The unruly attendees argued with officials and older local residents about whether or not cops should crack down on late-night, wild parties inside Washington Square Park at the Community Board 2 meeting, which was promoted by police oversight activists.
A majority of participants were rowdy and disruptive as they accused cops of targeting minorities and using excessive tactics to enforce a midnight curfew in the park.
NYPD Captain Stephen Spataro, the commanding officer of the 6th precinct, was called a “racist piece of s—t” who will “go to hell,” as protestors shouted at a joint-panel of local officials comprised of CB2 representatives from the Parks and Waterfront committee and Human Services committee.
Spataro said major incidents of crime and vandalism have decreased since July 1, thanks to an influx of cops who maintain a presence in the park, especially near the famed Arch.
“We’re not looking for enforcement,” Spataro said. “We’d like to get through the night with no arrests, no summonses, we’re there just to make everyone feel safe, but we will [make] arrests when need be. Our goal is that our presence there will deter any issues.”
Gia Lisa Krahne, a director of Alchemical Studios, an art and theatre business on West 14th Street, claimed she was a victim of police brutality when she was in the park past the 10 p.m. curfew that was at times enforced in the spring.
“The captain speaking about the presence of the police, as if this is something that makes everyone feel safe,” Krahne said.
“But they are having a hundred police out there from after 8:30 p.m. many times on militarized bicycles. On June 5, I was the first person brutally arrested. I was not there to protest.
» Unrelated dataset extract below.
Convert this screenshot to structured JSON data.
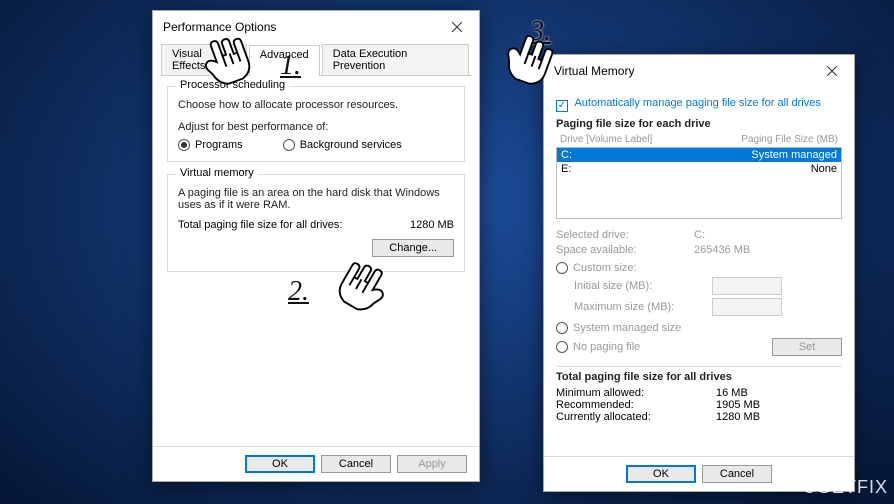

It was 10:05 p.m., and five men pulled me forward, and threw me facedown on the ground, and bloodied my friend that was next to me while I was walking backwards.”
In response, Spataro said police repeatedly warned people in the park they would be arrested if they did not comply with the curfew, and noted dozens of officers have been attacked in recent months.
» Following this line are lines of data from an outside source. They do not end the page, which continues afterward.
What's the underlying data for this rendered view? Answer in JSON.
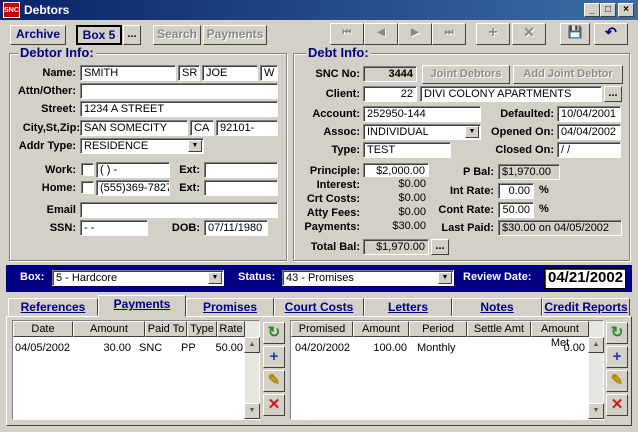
{
  "window": {
    "title": "Debtors",
    "logo": "SNC",
    "min": "_",
    "max": "□",
    "close": "×"
  },
  "toolbar": {
    "archive": "Archive",
    "box": "Box 5",
    "ellipsis": "...",
    "search": "Search",
    "payments": "Payments",
    "first": "⏮",
    "prev": "◀",
    "next": "▶",
    "last": "⏭",
    "add": "+",
    "delete": "✕",
    "save": "💾",
    "undo": "↶"
  },
  "debtor": {
    "section": "Debtor Info:",
    "labels": {
      "name": "Name:",
      "attn": "Attn/Other:",
      "street": "Street:",
      "csz": "City,St,Zip:",
      "addrtype": "Addr Type:",
      "work": "Work:",
      "home": "Home:",
      "ext": "Ext:",
      "email": "Email",
      "ssn": "SSN:",
      "dob": "DOB:"
    },
    "last": "SMITH",
    "suffix": "SR",
    "first": "JOE",
    "mi": "W",
    "attn": "",
    "street": "1234 A STREET",
    "city": "SAN SOMECITY",
    "state": "CA",
    "zip": "92101-",
    "addrtype": "RESIDENCE",
    "work_phone": "(   )    -",
    "work_ext": "",
    "home_phone": "(555)369-7827",
    "home_ext": "",
    "email": "",
    "ssn": " -  -",
    "dob": "07/11/1980"
  },
  "debt": {
    "section": "Debt Info:",
    "labels": {
      "sncno": "SNC No:",
      "client": "Client:",
      "account": "Account:",
      "assoc": "Assoc:",
      "type": "Type:",
      "defaulted": "Defaulted:",
      "opened": "Opened On:",
      "closed": "Closed On:",
      "principle": "Principle:",
      "interest": "Interest:",
      "crtcosts": "Crt Costs:",
      "attyfees": "Atty Fees:",
      "payments": "Payments:",
      "totalbal": "Total Bal:",
      "pbal": "P Bal:",
      "intrate": "Int Rate:",
      "contrate": "Cont Rate:",
      "lastpaid": "Last Paid:",
      "pct1": "%",
      "pct2": "%"
    },
    "joint_debtors": "Joint Debtors",
    "add_joint": "Add Joint Debtor",
    "sncno": "3444",
    "client_no": "22",
    "client_name": "DIVI COLONY APARTMENTS",
    "account": "252950-144",
    "assoc": "INDIVIDUAL",
    "type": "TEST",
    "defaulted": "10/04/2001",
    "opened": "04/04/2002",
    "closed": " /  /",
    "principle": "$2,000.00",
    "interest": "$0.00",
    "crtcosts": "$0.00",
    "attyfees": "$0.00",
    "payments": "$30.00",
    "totalbal": "$1,970.00",
    "pbal": "$1,970.00",
    "intrate": "0.00",
    "contrate": "50.00",
    "lastpaid": "$30.00 on 04/05/2002"
  },
  "statusbar": {
    "box_label": "Box:",
    "box_value": "5 - Hardcore",
    "status_label": "Status:",
    "status_value": "43 - Promises",
    "review_label": "Review Date:",
    "review_value": "04/21/2002"
  },
  "tabs": [
    "References",
    "Payments",
    "Promises",
    "Court Costs",
    "Letters",
    "Notes",
    "Credit Reports"
  ],
  "payments_grid": {
    "headers": [
      "Date",
      "Amount",
      "Paid To",
      "Type",
      "Rate"
    ],
    "rows": [
      [
        "04/05/2002",
        "30.00",
        "SNC",
        "PP",
        "50.00"
      ]
    ]
  },
  "promises_grid": {
    "headers": [
      "Promised",
      "Amount",
      "Period",
      "Settle Amt",
      "Amount Met"
    ],
    "rows": [
      [
        "04/20/2002",
        "100.00",
        "Monthly",
        "",
        "0.00"
      ]
    ]
  },
  "icons": {
    "refresh": "↻",
    "add": "+",
    "edit": "✎",
    "delete": "✕",
    "scroll_up": "▲",
    "scroll_down": "▼",
    "dropdown": "▼"
  }
}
David “Shaman Ortiz, 28, who credited himself with starting the recent wave of parties and unlicensed boxing matches in the park, said he and fellow members of the “Be Outside Crew” are providing a community service.
“What we do is we amplify the sound and the communication of the community that’s already been there in Washington Square Park for forever,” Ortiz said.
“This park has been around for decades before any of you have even been alive. Artists have been flocking there for centuries. This is a place of community. This is a place to be, a place of welcome,” Ortiz said.
“And yes, I was arrested for this. And yes, just three days ago my case was dismissed for being arrested for amplified sound. Wanna know why? Cuz it’s bull,” he added.
At one point during the chaotic meeting, Ortiz run up to a table where panel members were seated and yelled in the officials’ faces.
“I know I’m out of turn, according to the Bluebook rules, but I just found what you did to be very intimidating, coming straight at me. I did not appreciate that and I thought it was incredibly rude and intimidating and I just wanted you to know that,” Georgia Silvera Seamans, of the Parks/Waterfront Committee, said after Ortiz charged up to the panel.
Longtime local residents fired back at the rabble-rousing revelers — the majority of whom commute to party in the park from outside the gentrified neighborhood.
“There’s been plenty of irrational stuff going on. I’d like to think I’m being reasonable; I think most of us would like to be reasonable,” Bill Warren, 69, said. “It’s not reasonable to have 200 decibels at 2 a.m. every night.”
One local resident said she now avoids Washington Square because of rampant drug use and homelessness.
“I have lived in this neighborhood for 45 years, I don’t walk near that park now. I stopped doing that probably about five or six months ago because I was so disturbed by what I was seeing here, and the things that I was hearing from the neighborhood,” Mary Quinlan told the crowd.